edge out: Idiom Meaning and Origin

What does ‘edge out’ mean?

The idiom "edge out" means to narrowly defeat, surpass, or outdo someone or something, usually by a small margin or by using one's advantages or skills.

Idiom Explorer

Unveiling Subtle Triumph

The idiom "edge out" is a commonly used phrase in American English. It is typically used in a figurative sense to describe the act of gaining a competitive advantage or outperforming others in a given situation. The origins of this idiom can be traced back to the physical act of edging, which refers to moving slowly or cautiously to gradually gain an advantage.

One possible origin of this idiom comes from the sport of rowing. In rowing competitions, teams often compete to be the first to cross the finish line. The act of "edging out" in rowing refers to one team strategically moving ahead of their competitors by a small margin. This concept of gaining a slight advantage has been metaphorically applied to various other competitive scenarios, giving rise to the idiom "edge out."

Additionally, let's explore how "edge out" is related to other idioms, such as "do someone one better." This idiom is used when someone does something better than someone else. In the context of gaining a competitive advantage, one might "do someone one better" by surpassing their accomplishments or achieving a higher level of success. This can be seen as a way to edge out the competition and establish oneself as the top contender.

The origin of an expression may affect its idiomatic meaning.

Another related idiom is "blow out of the water." This expression is used when someone or something surpasses or exceeds expectations by a considerable margin. When one "edges out" their competitors, they are essentially blowing them out of the water by outperforming and surpassing their achievements. This showcases their ability to achieve success on a greater scale.

Similarly, the idiom "get the better of" is relevant to the concept of "edge out." To "get the better of" someone is to defeat or outperform them. When someone "edges out" their rivals, they are essentially getting the better of them by surpassing their achievements or gaining a competitive advantage. This highlights their ability to rise above their competition and establish themselves as the leader.

Lastly, let's look at the idiom "knock out." This expression is often used in sports or competitive situations to describe the act of defeating or eliminating someone or something from a competition. When someone "edges out" their competitors, they are essentially knocking them out of the running by surpassing them and eliminating them as a threat. This showcases their ability to come out on top and secure their position as the winner.

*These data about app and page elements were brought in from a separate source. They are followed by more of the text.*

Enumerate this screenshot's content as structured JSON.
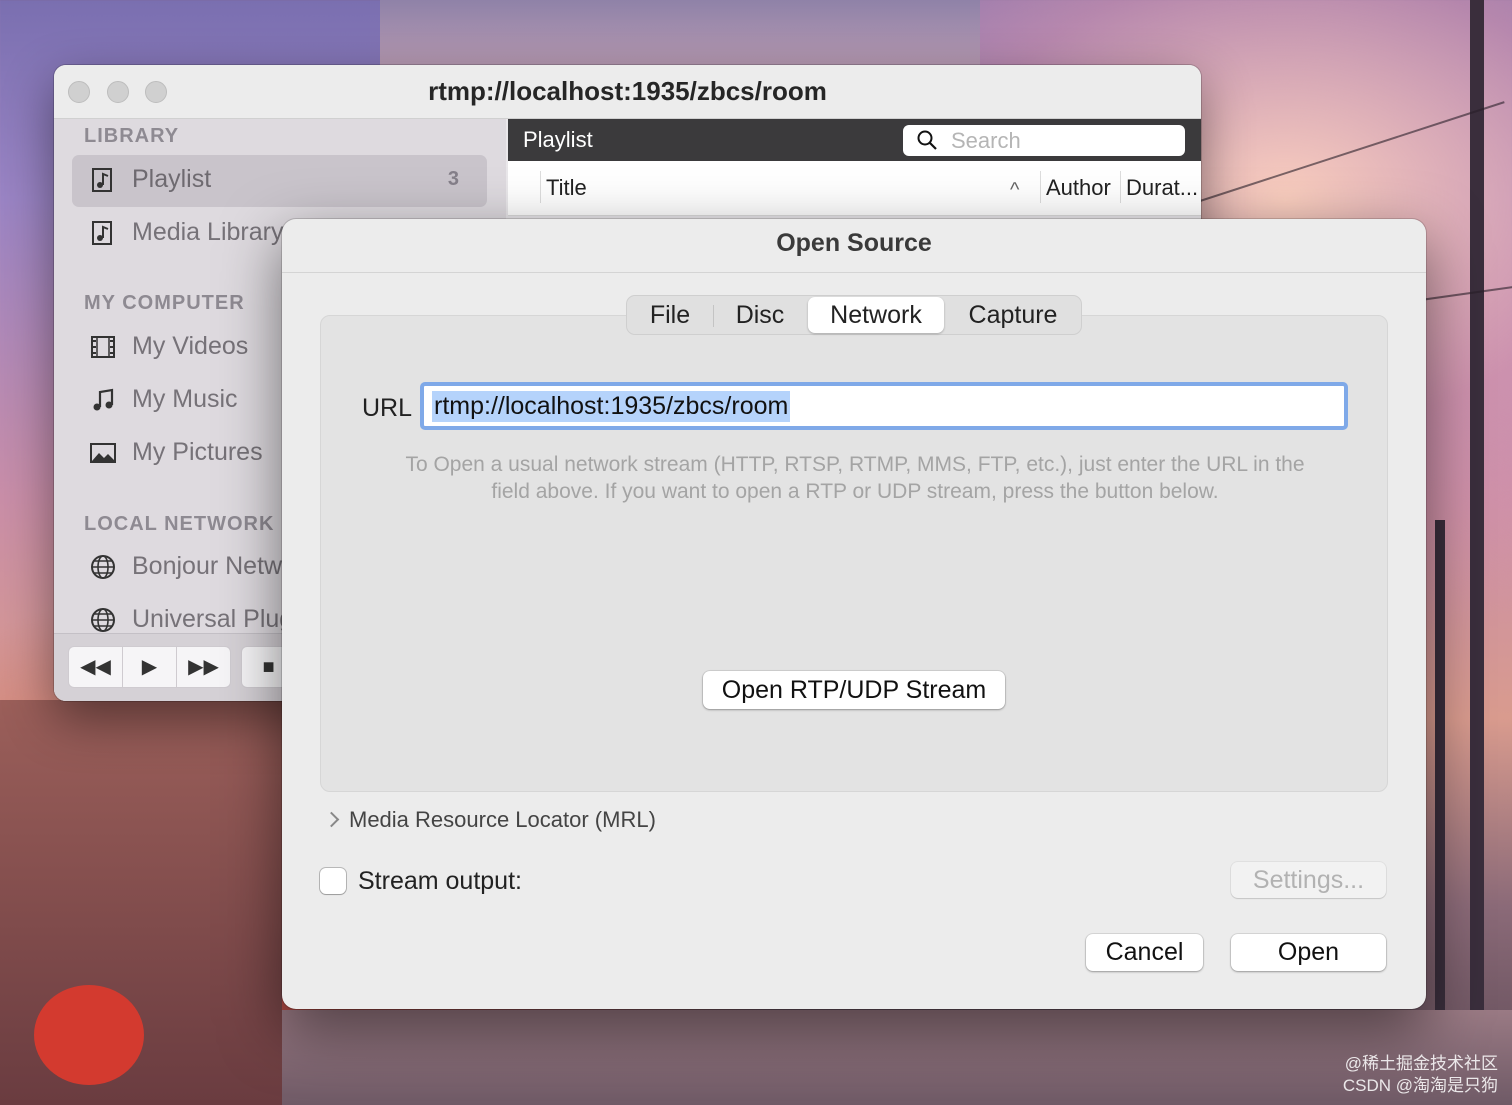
{
  "window": {
    "title": "rtmp://localhost:1935/zbcs/room"
  },
  "sidebar": {
    "sections": [
      {
        "heading": "LIBRARY",
        "items": [
          {
            "label": "Playlist",
            "icon": "playlist-icon",
            "count": "3",
            "selected": true
          },
          {
            "label": "Media Library",
            "icon": "playlist-icon"
          }
        ]
      },
      {
        "heading": "MY COMPUTER",
        "items": [
          {
            "label": "My Videos",
            "icon": "film-icon"
          },
          {
            "label": "My Music",
            "icon": "music-note-icon"
          },
          {
            "label": "My Pictures",
            "icon": "picture-icon"
          }
        ]
      },
      {
        "heading": "LOCAL NETWORK",
        "items": [
          {
            "label": "Bonjour Network Discovery",
            "icon": "network-globe-icon"
          },
          {
            "label": "Universal Plug'n'Play",
            "icon": "network-globe-icon"
          }
        ]
      }
    ]
  },
  "controls": {
    "rewind": "◀◀",
    "play": "▶",
    "fast_forward": "▶▶",
    "stop": "■"
  },
  "playlist": {
    "header": "Playlist",
    "search_placeholder": "Search",
    "columns": {
      "title": "Title",
      "author": "Author",
      "duration": "Durat..."
    },
    "sort_indicator": "^"
  },
  "dialog": {
    "title": "Open Source",
    "tabs": [
      "File",
      "Disc",
      "Network",
      "Capture"
    ],
    "active_tab": "Network",
    "url_label": "URL",
    "url_value": "rtmp://localhost:1935/zbcs/room",
    "hint_line1": "To Open a usual network stream (HTTP, RTSP, RTMP, MMS, FTP, etc.), just enter the URL in the",
    "hint_line2": "field above. If you want to open a RTP or UDP stream, press the button below.",
    "rtp_button": "Open RTP/UDP Stream",
    "mrl_disclosure": "Media Resource Locator (MRL)",
    "stream_output_label": "Stream output:",
    "stream_output_checked": false,
    "settings_button": "Settings...",
    "cancel_button": "Cancel",
    "open_button": "Open"
  },
  "watermark": {
    "line1": "@稀土掘金技术社区",
    "line2": "CSDN @淘淘是只狗"
  },
  "colors": {
    "accent_focus": "#7fa9e8",
    "selection": "#b5d3fb",
    "playlist_header_bg": "#3b3a3c"
  }
}
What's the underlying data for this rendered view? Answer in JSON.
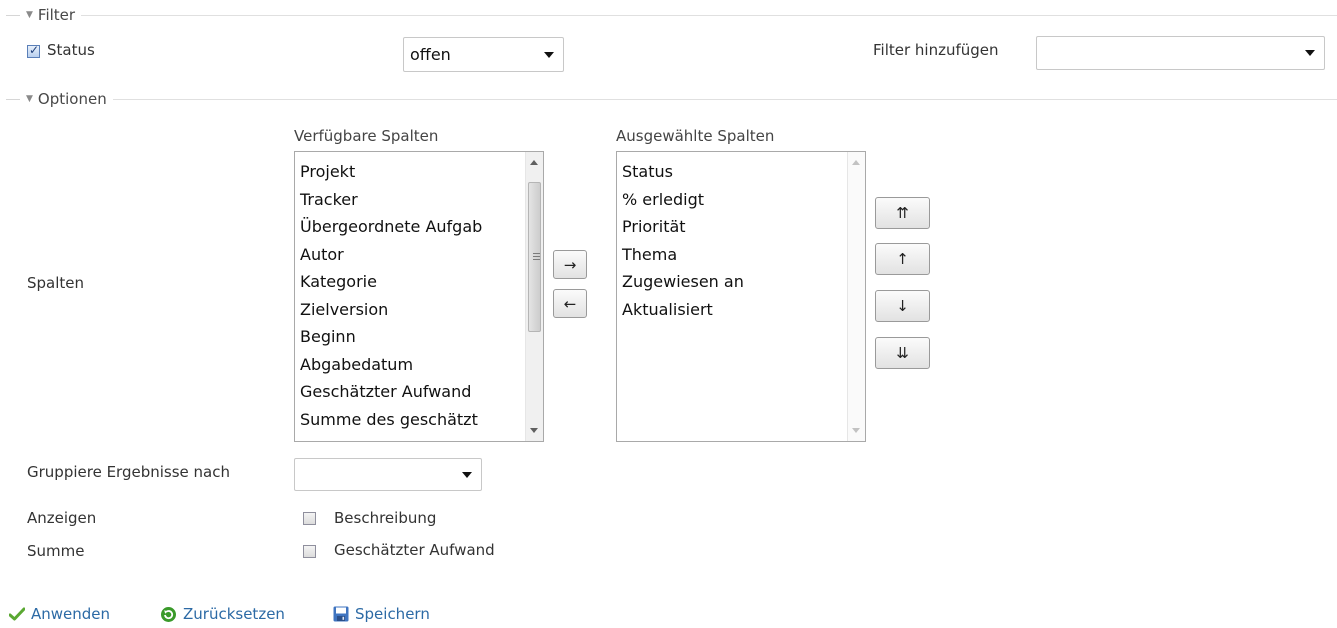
{
  "filter": {
    "legend": "Filter",
    "status_label": "Status",
    "status_checked": true,
    "status_value": "offen",
    "add_filter_label": "Filter hinzufügen",
    "add_filter_value": ""
  },
  "options": {
    "legend": "Optionen",
    "columns_label": "Spalten",
    "available_header": "Verfügbare Spalten",
    "selected_header": "Ausgewählte Spalten",
    "available_columns": [
      "Projekt",
      "Tracker",
      "Übergeordnete Aufgab",
      "Autor",
      "Kategorie",
      "Zielversion",
      "Beginn",
      "Abgabedatum",
      "Geschätzter Aufwand",
      "Summe des geschätzt"
    ],
    "selected_columns": [
      "Status",
      "% erledigt",
      "Priorität",
      "Thema",
      "Zugewiesen an",
      "Aktualisiert"
    ],
    "move_right": "→",
    "move_left": "←",
    "move_top": "⇈",
    "move_up": "↑",
    "move_down": "↓",
    "move_bottom": "⇊",
    "group_by_label": "Gruppiere Ergebnisse nach",
    "group_by_value": "",
    "show_label": "Anzeigen",
    "show_option": "Beschreibung",
    "show_checked": false,
    "total_label": "Summe",
    "total_option": "Geschätzter Aufwand",
    "total_checked": false
  },
  "actions": {
    "apply": "Anwenden",
    "reset": "Zurücksetzen",
    "save": "Speichern"
  },
  "colors": {
    "link": "#2c6aa5",
    "apply_icon": "#5aa832",
    "reset_icon": "#3a9a2a",
    "save_icon": "#3f74c0"
  }
}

An example of how these idioms can be used in conjunction with the idiom "edge out" is as follows: Imagine a scenario in which two companies are competing for a large contract. Company A is known for its innovative solutions, but Company B manages to "do them one better" by presenting an even more impressive proposal. Company B's superior proposal blows Company A out of the water, ultimately causing them to "get the better of" their competition and "knock them out" of contention. In this scenario, Company B successfully edges out Company A by surpassing their achievements and gaining the competitive advantage.

The idiom "edge out" is commonly used in American English to describe the act of gaining a competitive advantage or outperforming others. It originated from concepts of gaining a slight advantage or fine-tuning one's approach, such as in rowing or construction. When used in conjunction with idioms like "do someone one better," "blow out of the water," "get the better of," and "knock out," it conveys the idea of achieving success on a greater scale and surpassing one's competition. The usage of these idioms reflects the competitive nature ingrained in American society and the constant pursuit of success.

Example usage

Examples of how the idiom "edge out" can be used in a sentence:

  • She managed to edge out her competitors and win the race.
  • After a long and intense battle, the company finally edged out its rival and claimed the top spot in the industry.
  • The underdog team edged out the defending champions in a stunning victory.

More "competition" idioms